Putin Says U.S. Using Ukrainians as 'Cannon Fodder', Trying to Prolong War

Vladimir Putin has reiterated his criticism of the U.S. in a speech in which he accused Washington of trying to "prolong" the conflict in Ukraine and condemned the recent visit to Taiwan by House Speaker Nancy Pelosi.

At the Moscow International Security Conference, the Russian leader took aim at "western globalist elites" which he said were "provoking chaos, inciting old and new conflicts," as well as trying "to preserve the hegemony and power that is slipping out of their hands."

He said that the United States "and its vassals crudely interfere in the internal affairs of sovereign states," as he accused them of organizing "provocations, coups, civil wars" while "threats, blackmail and pressure try to force independent states to submit to their will."

"The so-called collective west is purposely destroying the European security system," Putin said on Tuesday, before returning to his repeated criticism of NATO for "building up its military infrastructure."

Russian President Vladimir Putin
Russian President Vladimir Putin at the International Military Technical Forum 'Army 2022', on August 15, 2022, in Kubinka, outside Moscow, Russia. The next day, he told a Moscow security forum that the U.S. is trying to "prolong" the conflict in Ukraine. Getty Images

He said that for the West to "maintain their hegemony" they made the people of Ukraine "cannon fodder," ignored the spread of "Neo-Nazi ideology"—in reference to one of his justifications for his invasion—and "continue to pump the Kyiv regime with weapons."

"The situation in Ukraine shows that the U.S. is trying to prolong this conflict," Putin said, as he condemned Washington's policies in other parts of the world.

"As you know, recently the United States once again deliberately tried to add fuel to the fire and stir up the situation in the Asia-Pacific region," he said, in reference to Pelosi's visit to Taiwan on August 2.

This trip caused anger in Beijing, which responded by ordering military drills around the self-governing island that it claims as part of China. Putin is a close ally of Chinese leader Xi Jinping, whose backing has helped him weather global criticism of his invasion of Ukraine.

Pelosi's trip, in Putin's view, was not just one by an "irresponsible politician" but a "carefully planned provocation" as well as part of a "conscious U.S. strategy to destabilize" that part of the world.
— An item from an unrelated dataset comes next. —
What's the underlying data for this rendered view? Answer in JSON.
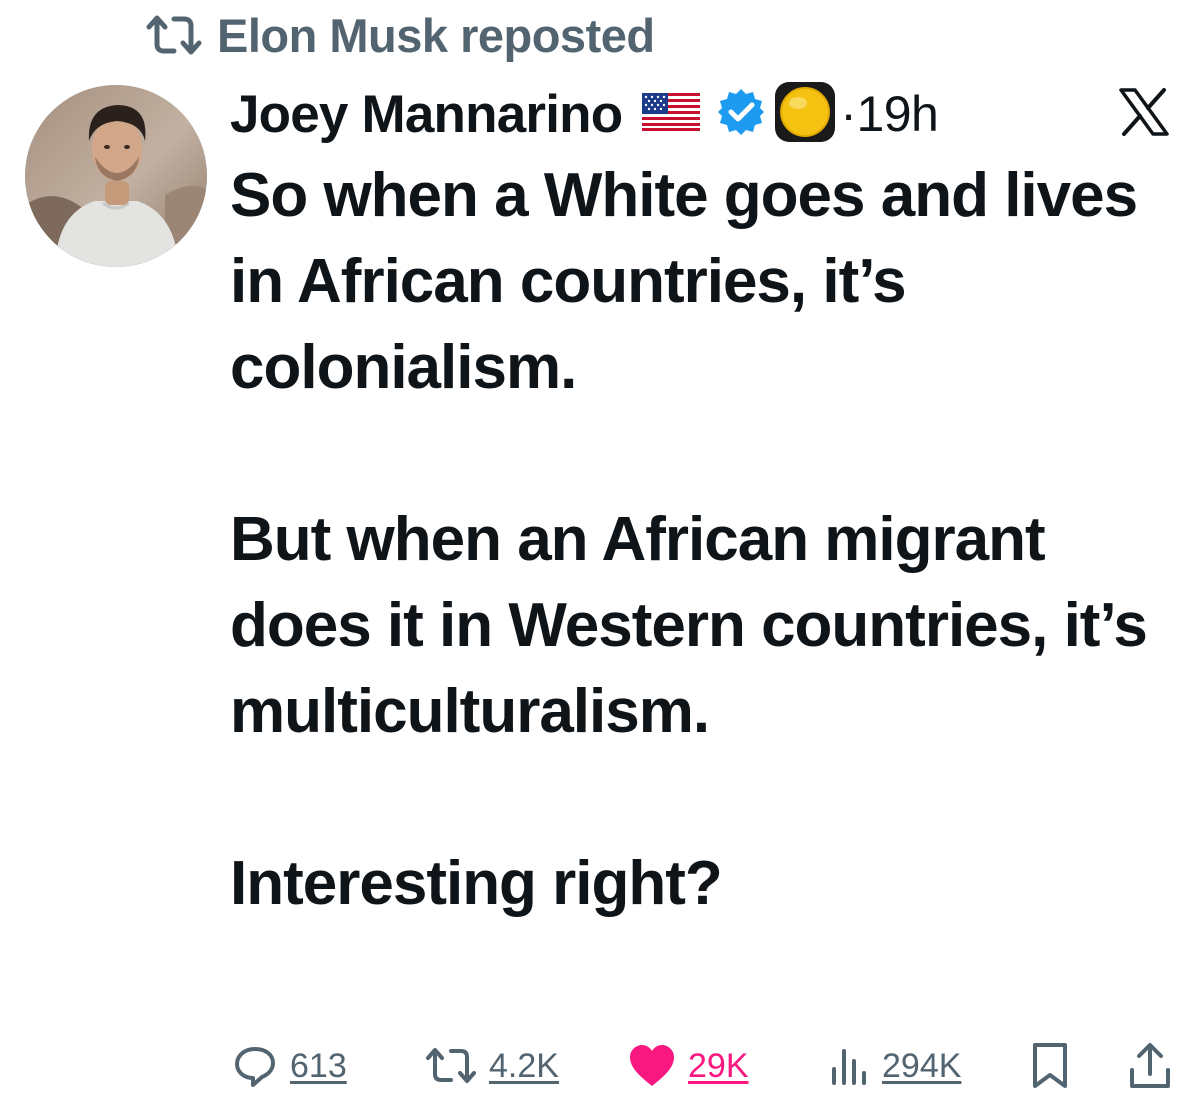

It was also a "a brazen demonstration of disrespect for the sovereignty of other countries and for its international obligations," Putin said in the speech whose video and transcript were available on the Kremlin website.

In response to Putin's comments, a U.S. State Department spokesperson said that Putin's accusations of U.S. interference in foreign countries "is beyond disingenuous."

"Putin invaded Ukraine," the spokesperson said. "This is a classic Russian shell game of shifting blame. All the steps we have taken since Putin launched his premeditated full-scale invasion have been to support the people brutalized by Moscow's war and increase pressure on the Kremlin to end its aggression immediately.

"Before Putin's forces invaded, we consistently spoke of the two paths Russia can choose—dialogue and diplomacy or escalation and massive consequences. We made genuine and sincere efforts to pursue the former, which we vastly preferred, but Putin chose war."

Putin's railing at the West in general and the U.S., in particular, come as the Russian Embassy in Washington accused Washington of increasing the threat of nuclear conflict.

In a post on Telegram that was reported by Russian news agencies, the mission criticized the U.S. withdrawal from agreements such as the Intermediate-Range Nuclear Forces Treaty (INF) nuclear disarmament deal and the U.S. arming of Ukraine.

It said that Washington's "steps to further engage in a hybrid confrontation with Russia in the context of the Ukrainian crisis" raise the possibility of "unpredictable escalation and a direct military clash of nuclear powers."

Update 08/16/22, 12:45 p.m. ET: This article was updated with a response from the U.S. State Department.